Exercise directions
Go through the data below. Pull out every line that has the word "unitp".

Provided data
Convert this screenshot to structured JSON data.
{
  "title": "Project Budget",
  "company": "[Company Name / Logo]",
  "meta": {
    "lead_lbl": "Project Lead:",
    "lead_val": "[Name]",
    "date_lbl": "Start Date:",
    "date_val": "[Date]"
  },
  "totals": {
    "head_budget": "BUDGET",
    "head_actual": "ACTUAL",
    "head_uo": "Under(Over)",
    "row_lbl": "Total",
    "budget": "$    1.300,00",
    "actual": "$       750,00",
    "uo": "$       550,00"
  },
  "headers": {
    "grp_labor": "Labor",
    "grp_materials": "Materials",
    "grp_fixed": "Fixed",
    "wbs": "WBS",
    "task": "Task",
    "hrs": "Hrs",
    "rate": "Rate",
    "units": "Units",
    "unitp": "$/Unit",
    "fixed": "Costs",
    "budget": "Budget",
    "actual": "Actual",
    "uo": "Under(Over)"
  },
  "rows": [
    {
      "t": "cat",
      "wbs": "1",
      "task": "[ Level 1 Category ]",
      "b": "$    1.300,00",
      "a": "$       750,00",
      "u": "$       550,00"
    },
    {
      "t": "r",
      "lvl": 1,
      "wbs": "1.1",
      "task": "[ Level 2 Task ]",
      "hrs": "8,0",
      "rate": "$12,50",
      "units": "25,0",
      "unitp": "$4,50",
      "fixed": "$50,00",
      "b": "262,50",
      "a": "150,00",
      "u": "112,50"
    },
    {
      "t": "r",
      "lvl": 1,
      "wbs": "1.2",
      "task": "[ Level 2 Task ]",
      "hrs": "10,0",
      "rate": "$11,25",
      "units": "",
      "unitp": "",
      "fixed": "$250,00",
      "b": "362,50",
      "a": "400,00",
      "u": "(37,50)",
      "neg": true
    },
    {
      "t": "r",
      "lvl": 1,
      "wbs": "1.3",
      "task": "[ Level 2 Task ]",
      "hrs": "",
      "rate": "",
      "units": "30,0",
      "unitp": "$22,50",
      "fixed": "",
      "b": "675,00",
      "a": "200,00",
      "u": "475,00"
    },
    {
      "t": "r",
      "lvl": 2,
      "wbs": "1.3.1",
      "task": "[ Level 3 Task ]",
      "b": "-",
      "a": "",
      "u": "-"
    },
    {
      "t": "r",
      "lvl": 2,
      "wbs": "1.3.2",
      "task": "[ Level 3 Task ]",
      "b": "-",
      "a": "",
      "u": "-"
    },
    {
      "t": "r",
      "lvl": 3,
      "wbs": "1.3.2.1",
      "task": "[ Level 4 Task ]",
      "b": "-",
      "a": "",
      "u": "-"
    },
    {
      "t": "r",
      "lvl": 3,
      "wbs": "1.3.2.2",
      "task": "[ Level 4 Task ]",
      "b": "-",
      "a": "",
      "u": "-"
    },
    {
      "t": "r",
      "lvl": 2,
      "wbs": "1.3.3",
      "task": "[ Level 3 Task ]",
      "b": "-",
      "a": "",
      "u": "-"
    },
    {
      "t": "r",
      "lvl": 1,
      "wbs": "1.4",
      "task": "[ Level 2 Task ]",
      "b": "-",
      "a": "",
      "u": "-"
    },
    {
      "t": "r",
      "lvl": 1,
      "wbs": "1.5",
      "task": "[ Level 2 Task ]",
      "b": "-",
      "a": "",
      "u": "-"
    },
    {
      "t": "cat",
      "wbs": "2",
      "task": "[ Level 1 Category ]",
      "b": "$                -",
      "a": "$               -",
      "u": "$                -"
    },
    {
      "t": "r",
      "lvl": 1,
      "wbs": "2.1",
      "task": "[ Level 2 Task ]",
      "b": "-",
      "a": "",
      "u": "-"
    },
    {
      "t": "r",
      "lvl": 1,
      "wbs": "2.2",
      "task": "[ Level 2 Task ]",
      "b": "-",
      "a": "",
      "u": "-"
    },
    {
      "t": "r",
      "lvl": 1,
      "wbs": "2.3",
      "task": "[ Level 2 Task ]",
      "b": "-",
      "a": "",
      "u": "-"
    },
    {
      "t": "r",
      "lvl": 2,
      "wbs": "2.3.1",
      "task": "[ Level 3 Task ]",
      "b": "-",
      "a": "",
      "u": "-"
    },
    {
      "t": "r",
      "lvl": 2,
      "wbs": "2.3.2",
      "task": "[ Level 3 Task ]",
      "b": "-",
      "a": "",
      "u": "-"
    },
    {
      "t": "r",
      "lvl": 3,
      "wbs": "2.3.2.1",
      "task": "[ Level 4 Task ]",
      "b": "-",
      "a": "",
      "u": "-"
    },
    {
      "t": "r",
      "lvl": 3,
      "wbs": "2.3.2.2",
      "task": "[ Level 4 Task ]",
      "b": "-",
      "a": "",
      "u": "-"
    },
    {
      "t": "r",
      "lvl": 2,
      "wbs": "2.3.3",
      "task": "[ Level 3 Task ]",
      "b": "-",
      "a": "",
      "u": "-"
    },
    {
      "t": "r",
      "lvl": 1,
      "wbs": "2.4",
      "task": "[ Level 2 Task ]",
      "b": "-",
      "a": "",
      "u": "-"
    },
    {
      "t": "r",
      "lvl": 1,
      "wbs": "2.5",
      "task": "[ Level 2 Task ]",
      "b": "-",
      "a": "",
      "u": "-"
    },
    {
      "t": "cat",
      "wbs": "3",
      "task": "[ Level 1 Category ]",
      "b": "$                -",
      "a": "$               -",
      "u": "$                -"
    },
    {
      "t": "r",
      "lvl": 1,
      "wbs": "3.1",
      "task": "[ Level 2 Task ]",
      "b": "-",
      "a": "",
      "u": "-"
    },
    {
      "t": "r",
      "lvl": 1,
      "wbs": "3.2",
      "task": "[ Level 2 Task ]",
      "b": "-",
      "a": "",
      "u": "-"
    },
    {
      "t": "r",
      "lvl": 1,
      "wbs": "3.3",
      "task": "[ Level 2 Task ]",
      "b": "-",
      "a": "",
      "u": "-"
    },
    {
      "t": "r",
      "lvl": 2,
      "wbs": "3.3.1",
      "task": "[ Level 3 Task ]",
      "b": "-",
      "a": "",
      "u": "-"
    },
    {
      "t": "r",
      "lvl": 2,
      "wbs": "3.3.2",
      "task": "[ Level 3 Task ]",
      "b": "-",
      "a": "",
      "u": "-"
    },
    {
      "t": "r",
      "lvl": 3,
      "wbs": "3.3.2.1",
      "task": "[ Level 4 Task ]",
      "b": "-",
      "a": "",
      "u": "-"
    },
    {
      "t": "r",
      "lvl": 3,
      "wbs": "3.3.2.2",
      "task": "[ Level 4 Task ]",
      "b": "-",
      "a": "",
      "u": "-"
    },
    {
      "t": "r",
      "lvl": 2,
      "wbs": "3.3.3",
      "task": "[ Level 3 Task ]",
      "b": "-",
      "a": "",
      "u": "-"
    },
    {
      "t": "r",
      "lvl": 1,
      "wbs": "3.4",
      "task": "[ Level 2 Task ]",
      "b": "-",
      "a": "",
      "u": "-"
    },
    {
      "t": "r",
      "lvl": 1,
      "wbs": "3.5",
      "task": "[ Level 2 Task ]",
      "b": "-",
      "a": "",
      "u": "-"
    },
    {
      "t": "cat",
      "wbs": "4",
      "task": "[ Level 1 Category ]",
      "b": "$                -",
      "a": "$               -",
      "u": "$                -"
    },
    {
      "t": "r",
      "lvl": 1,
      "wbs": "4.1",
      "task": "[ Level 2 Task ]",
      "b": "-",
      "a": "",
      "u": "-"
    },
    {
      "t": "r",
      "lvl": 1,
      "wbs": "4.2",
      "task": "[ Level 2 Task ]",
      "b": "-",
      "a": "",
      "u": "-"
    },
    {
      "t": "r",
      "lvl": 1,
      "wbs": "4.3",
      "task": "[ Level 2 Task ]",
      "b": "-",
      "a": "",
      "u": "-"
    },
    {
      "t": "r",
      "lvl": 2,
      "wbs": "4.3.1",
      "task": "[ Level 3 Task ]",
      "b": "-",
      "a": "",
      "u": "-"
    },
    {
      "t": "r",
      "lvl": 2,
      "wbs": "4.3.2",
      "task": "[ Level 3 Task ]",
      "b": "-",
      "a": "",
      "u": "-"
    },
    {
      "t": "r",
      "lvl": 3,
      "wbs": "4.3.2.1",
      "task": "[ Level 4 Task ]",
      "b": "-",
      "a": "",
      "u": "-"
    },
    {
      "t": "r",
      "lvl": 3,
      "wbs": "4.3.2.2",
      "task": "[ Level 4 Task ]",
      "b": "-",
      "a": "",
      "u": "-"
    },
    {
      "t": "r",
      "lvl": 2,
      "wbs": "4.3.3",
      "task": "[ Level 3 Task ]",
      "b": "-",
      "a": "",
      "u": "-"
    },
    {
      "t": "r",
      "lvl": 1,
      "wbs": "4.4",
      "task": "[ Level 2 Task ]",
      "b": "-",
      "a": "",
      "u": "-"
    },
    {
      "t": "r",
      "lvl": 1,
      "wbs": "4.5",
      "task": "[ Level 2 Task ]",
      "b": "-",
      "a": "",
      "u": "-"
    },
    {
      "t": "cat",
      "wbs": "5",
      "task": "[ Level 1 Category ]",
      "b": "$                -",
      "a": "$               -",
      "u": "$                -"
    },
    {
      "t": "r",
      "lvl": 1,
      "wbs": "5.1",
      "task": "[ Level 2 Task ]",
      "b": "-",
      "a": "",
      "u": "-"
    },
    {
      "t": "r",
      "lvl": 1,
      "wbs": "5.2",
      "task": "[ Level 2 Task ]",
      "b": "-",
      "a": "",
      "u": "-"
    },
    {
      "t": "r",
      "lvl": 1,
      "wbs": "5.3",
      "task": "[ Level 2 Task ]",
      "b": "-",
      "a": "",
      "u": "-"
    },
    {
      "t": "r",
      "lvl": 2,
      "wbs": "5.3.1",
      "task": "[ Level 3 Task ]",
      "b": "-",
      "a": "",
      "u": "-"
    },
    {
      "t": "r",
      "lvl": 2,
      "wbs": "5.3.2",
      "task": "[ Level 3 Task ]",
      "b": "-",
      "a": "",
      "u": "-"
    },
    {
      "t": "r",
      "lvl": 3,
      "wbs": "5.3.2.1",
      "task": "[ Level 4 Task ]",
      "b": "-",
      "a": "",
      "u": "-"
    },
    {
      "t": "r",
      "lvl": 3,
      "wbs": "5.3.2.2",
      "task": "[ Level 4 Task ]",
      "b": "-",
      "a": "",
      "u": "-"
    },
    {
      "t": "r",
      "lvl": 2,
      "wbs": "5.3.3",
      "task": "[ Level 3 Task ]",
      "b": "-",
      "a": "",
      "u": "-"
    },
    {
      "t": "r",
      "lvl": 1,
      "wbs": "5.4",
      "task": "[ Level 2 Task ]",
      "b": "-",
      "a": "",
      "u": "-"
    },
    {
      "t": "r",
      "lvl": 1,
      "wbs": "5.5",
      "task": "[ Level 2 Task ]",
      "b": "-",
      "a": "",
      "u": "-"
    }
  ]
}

Exercise answer
    "unitp": "$/Unit",
      "unitp": "$4,50",
      "unitp": "",
      "unitp": "$22,50",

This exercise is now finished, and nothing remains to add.